South Korean Firms Halt Construction Activities at Libyan Power Plant Amid Security Concerns
Published By : 12 Aug 2014 | Published By : QYRESEARCH
South Korean construction groups Hyundai and Doosan have halted the construction of power plant in the town of Sirte, Libya, due to security reasons. The plant was meant to be of 1,400 megawatt capacity.
The managing director of the plant and a spokesperson from the town council stated its decision to do so in accordance with South Korean government’s order to pull out from the project owing to security issues. However, they also mentioned that the decision was temporary.
In effect, nearly 570 Hyundai employees and 382 Doosan employees started to move out of the country on Saturday.
Libya is experiencing one of its most violent period since the fall of Muammar Gaddafi, country’s former ruler, three years back. Rival militant groups have been fighting for gaining control over country’s two biggest cities, Tripoli and Benghazi, turning them into battlegrounds and resulting in the death of more than 200 people.
Most western countries and the United Nations have pulled out their diplomats from the country to ensure their safety.
Though no recent feuds have been observed in Sirte, which is located 570 km from Benghazi and 460 km from Tripoli, some local news channels have reported the rising level of insecurity in the city, mainly due to a lack of government support.
Hyundai Engineering and Doosan Engineering had won the coveted 1.8 billion dinar worth project to build and operate the Sirte based power plant in 2007. Turkey’s Gama Enerji, France’s Geocon and US’s Bechtel were also part of the contract.

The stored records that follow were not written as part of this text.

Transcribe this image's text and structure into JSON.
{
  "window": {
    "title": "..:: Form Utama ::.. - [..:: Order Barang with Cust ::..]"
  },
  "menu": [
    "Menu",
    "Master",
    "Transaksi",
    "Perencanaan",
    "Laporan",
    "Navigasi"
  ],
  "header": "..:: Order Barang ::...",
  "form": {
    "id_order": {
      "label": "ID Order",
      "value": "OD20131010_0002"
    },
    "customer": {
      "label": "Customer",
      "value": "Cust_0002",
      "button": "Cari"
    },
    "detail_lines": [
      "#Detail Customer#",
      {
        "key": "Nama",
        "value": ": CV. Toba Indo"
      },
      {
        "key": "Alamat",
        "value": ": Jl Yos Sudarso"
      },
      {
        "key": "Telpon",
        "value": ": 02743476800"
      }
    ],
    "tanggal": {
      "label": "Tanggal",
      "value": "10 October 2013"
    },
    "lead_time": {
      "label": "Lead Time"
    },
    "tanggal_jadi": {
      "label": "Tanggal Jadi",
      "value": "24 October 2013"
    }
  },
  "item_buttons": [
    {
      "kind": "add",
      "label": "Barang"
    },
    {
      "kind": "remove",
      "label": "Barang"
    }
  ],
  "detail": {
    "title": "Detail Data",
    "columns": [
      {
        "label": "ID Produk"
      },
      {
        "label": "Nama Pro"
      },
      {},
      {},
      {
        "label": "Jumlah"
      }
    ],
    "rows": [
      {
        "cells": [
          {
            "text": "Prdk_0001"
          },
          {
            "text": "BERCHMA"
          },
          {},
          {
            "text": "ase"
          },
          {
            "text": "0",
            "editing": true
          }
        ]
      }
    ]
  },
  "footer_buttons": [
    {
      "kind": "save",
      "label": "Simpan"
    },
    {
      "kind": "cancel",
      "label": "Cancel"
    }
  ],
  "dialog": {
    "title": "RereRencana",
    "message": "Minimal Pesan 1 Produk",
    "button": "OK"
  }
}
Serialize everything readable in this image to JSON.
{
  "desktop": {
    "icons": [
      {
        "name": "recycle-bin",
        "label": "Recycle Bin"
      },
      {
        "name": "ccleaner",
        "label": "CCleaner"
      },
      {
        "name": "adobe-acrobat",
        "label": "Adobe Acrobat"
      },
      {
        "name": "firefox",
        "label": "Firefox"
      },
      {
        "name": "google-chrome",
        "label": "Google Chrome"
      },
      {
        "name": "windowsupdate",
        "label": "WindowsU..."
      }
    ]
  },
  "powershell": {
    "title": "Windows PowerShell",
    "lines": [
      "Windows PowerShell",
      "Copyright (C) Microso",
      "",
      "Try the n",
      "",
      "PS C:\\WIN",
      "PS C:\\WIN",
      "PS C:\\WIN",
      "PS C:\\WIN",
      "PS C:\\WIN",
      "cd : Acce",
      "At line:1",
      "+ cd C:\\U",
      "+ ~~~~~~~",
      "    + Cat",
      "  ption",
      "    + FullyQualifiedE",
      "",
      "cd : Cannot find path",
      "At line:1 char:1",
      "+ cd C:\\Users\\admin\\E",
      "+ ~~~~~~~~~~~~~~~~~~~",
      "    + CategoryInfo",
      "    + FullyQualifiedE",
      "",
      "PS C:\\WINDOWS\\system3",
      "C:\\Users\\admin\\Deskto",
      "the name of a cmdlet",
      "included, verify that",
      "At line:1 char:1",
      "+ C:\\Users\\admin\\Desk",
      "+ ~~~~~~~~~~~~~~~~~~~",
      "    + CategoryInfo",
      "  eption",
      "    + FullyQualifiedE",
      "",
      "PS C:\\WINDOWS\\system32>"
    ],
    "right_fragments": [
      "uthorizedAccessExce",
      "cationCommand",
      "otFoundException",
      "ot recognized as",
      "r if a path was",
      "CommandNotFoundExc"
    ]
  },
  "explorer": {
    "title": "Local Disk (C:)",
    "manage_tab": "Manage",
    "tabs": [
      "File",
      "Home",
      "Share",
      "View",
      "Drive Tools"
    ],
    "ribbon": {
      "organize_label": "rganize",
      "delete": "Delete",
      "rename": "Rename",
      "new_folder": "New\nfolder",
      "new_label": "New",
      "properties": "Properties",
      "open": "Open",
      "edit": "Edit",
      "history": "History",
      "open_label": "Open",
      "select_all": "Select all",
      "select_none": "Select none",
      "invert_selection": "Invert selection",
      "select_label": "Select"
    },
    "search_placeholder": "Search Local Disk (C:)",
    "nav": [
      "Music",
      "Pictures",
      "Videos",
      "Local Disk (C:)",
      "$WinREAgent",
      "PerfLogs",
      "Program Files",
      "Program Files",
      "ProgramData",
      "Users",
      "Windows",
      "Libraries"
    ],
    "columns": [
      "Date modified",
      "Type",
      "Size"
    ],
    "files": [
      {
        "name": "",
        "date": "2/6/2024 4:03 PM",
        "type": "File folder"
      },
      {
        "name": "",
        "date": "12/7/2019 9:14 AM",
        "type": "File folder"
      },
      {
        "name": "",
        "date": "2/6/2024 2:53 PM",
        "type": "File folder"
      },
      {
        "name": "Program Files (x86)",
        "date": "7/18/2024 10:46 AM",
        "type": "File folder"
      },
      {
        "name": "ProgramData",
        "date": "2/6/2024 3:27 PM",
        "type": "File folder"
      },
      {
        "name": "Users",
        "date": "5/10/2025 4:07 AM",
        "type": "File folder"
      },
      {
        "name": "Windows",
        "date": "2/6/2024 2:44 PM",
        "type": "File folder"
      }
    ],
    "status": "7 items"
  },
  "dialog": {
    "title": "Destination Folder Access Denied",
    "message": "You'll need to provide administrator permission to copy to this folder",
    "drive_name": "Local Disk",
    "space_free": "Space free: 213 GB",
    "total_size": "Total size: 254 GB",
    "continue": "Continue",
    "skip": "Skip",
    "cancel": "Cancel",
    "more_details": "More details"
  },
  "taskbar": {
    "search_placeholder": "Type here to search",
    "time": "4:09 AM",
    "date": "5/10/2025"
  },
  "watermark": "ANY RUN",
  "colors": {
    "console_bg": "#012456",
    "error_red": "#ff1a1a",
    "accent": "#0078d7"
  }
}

Currently, US’s Bechtel is still operating at the power plant, but without any US workers. 350 workers from Gama Enerji have also returned back to work after a short break. France’s Geocon has already left the power plant after its contract ended.